Element data from apps and pages:
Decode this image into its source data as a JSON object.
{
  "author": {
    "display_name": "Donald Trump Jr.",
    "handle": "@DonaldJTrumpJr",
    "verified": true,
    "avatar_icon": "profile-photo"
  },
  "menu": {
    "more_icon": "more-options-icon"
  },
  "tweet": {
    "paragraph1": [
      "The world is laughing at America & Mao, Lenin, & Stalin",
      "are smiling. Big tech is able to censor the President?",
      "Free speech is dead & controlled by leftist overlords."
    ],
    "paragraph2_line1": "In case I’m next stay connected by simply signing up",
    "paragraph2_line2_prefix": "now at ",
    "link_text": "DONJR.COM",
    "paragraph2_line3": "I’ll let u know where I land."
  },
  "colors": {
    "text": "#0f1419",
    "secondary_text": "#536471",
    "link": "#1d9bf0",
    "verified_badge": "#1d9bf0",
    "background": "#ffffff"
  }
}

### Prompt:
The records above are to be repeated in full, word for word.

### Result of this exercise:
Decode this image into its source data as a JSON object.
{
  "author": {
    "display_name": "Donald Trump Jr.",
    "handle": "@DonaldJTrumpJr",
    "verified": true,
    "avatar_icon": "profile-photo"
  },
  "menu": {
    "more_icon": "more-options-icon"
  },
  "tweet": {
    "paragraph1": [
      "The world is laughing at America & Mao, Lenin, & Stalin",
      "are smiling. Big tech is able to censor the President?",
      "Free speech is dead & controlled by leftist overlords."
    ],
    "paragraph2_line1": "In case I’m next stay connected by simply signing up",
    "paragraph2_line2_prefix": "now at ",
    "link_text": "DONJR.COM",
    "paragraph2_line3": "I’ll let u know where I land."
  },
  "colors": {
    "text": "#0f1419",
    "secondary_text": "#536471",
    "link": "#1d9bf0",
    "verified_badge": "#1d9bf0",
    "background": "#ffffff"
  }
}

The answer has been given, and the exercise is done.